I like a movie that is audacious enough to completely let its imagination run wild, and “April and the Extraordinary World” is such a movie. This French, animated movie, based on a graphic novel by Jacques Tardi, imagines an alternate history where the Franco-Prussian war doesn't happen, and neither do WWI and WWII. Sounds great, but there's also this situation where the scientists of the world have been disappearing, and without the advances they would have brought, Europe is stuck in the steam age, burning up first its coal, then its trees, for energy.
Meanwhile, the Franklins, a multi-generational family of scientists, are working on an invulnerability serum. They work in secret, because the French Empire is conscripting scientists to build weapons for the coming energy war. Thus far, all they have done is create a talking cat named Darwin, but they feel they have finally perfected their serum. Then the law busts in, led by the bumbling Inspector Pizoni. Grandfather “Pops” escapes, while Paul and Annette either disappear or die, leaving their daughter Avril (voiced by Marion Cotillard) to fend for herself. Avril ekes out a living on the streets of Paris while trying to continue her parents' work, until the mystery of the disappearing scientists catches up to her.

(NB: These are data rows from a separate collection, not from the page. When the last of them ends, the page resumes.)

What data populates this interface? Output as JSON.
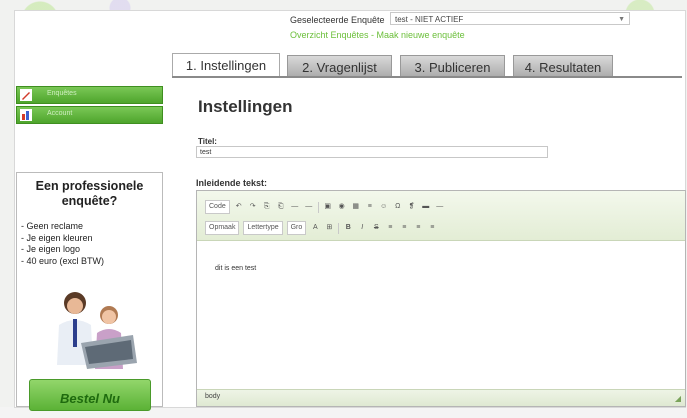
{
  "header": {
    "selected_label": "Geselecteerde Enquête",
    "selected_value": "test - NIET ACTIEF",
    "links": "Overzicht Enquêtes - Maak nieuwe enquête"
  },
  "tabs": [
    {
      "label": "1. Instellingen",
      "active": true
    },
    {
      "label": "2. Vragenlijst",
      "active": false
    },
    {
      "label": "3. Publiceren",
      "active": false
    },
    {
      "label": "4. Resultaten",
      "active": false
    }
  ],
  "sidebar": {
    "items": [
      {
        "label": "Enquêtes",
        "icon": "pencil-icon"
      },
      {
        "label": "Account",
        "icon": "chart-icon"
      }
    ],
    "promo": {
      "title": "Een professionele enquête?",
      "bullets": [
        "- Geen reclame",
        "- Je eigen kleuren",
        "- Je eigen logo",
        "- 40 euro (excl BTW)"
      ],
      "button": "Bestel Nu"
    }
  },
  "main": {
    "heading": "Instellingen",
    "title_label": "Titel:",
    "title_value": "test",
    "intro_label": "Inleidende tekst:",
    "editor": {
      "toolbar_row1": [
        "Code",
        "↶",
        "↷",
        "⎘",
        "⎗",
        "—",
        "—",
        "▣",
        "◉",
        "▦",
        "≡",
        "☺",
        "Ω",
        "❡",
        "▬",
        "—"
      ],
      "toolbar_row2": [
        "Opmaak",
        "Lettertype",
        "Gro",
        "A",
        "⊞",
        "B",
        "I",
        "S",
        "≡",
        "≡",
        "≡",
        "≡"
      ],
      "body_text": "dit is een test",
      "status": "body"
    }
  },
  "colors": {
    "accent_green": "#5bb236",
    "link_green": "#6bbf3a",
    "tab_active": "#ffffff",
    "tab_inactive": "#a9a9a9"
  }
}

The film never explores the question of why the Franklins continue working on this invulnerability serum, which any thinking person must realize is a dangerous idea. One wonders why they don't work on an alternative energy source for their smog-choked society. Still, this is a movie for kids, and it is action-packed enough that they aren't likely to question its premise.

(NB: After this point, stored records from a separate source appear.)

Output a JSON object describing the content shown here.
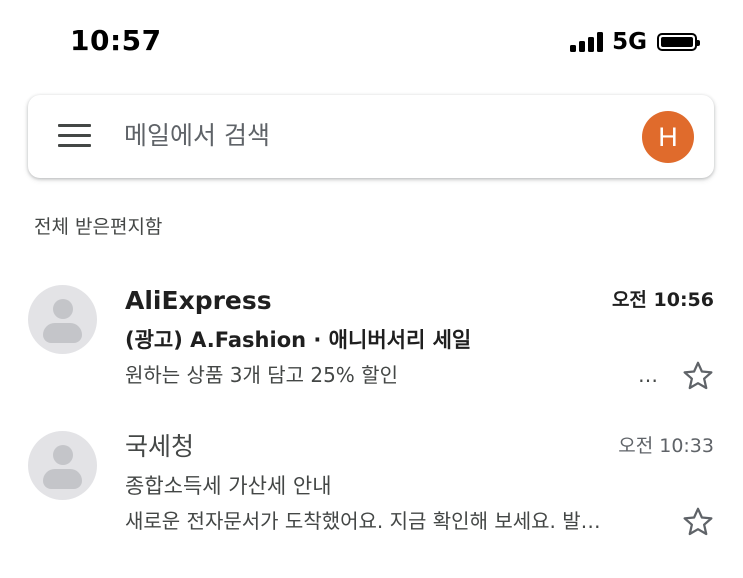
{
  "status_bar": {
    "time": "10:57",
    "network": "5G",
    "icons": [
      "signal-icon",
      "battery-icon"
    ]
  },
  "search": {
    "placeholder": "메일에서 검색",
    "menu_icon": "hamburger-menu-icon",
    "avatar_letter": "H",
    "avatar_color": "#e06b2c"
  },
  "section": {
    "label": "전체 받은편지함"
  },
  "mails": [
    {
      "sender": "AliExpress",
      "time": "오전 10:56",
      "subject": "(광고) A.Fashion · 애니버서리 세일",
      "snippet": "원하는 상품 3개 담고 25% 할인",
      "snippet_more": "…",
      "unread": true,
      "starred": false
    },
    {
      "sender": "국세청",
      "time": "오전 10:33",
      "subject": "종합소득세 가산세 안내",
      "snippet": "새로운 전자문서가 도착했어요. 지금 확인해 보세요. 발…",
      "unread": false,
      "starred": false
    }
  ],
  "colors": {
    "text_primary": "#1f1f1f",
    "text_secondary": "#444746",
    "avatar_placeholder_bg": "#e3e3e6",
    "star_outline": "#5f6368"
  }
}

The Japanese seem to get all the animation cred, but for my money some of the best non-Pixar, animated films these days come out of France. Consider “The Triplets of Belleville” (2003), "A Cat In Paris" (2010), “Ernest and Celestine” (2012), and my personal favorite, "A Town Called Panic" (2010). I wouldn't quite put “April and the Extraordinary World” in the same class with those films. It's feels more kid-oriented. It's a decent film, though, better than most of what you could watch with your kid.
3 stars out of 5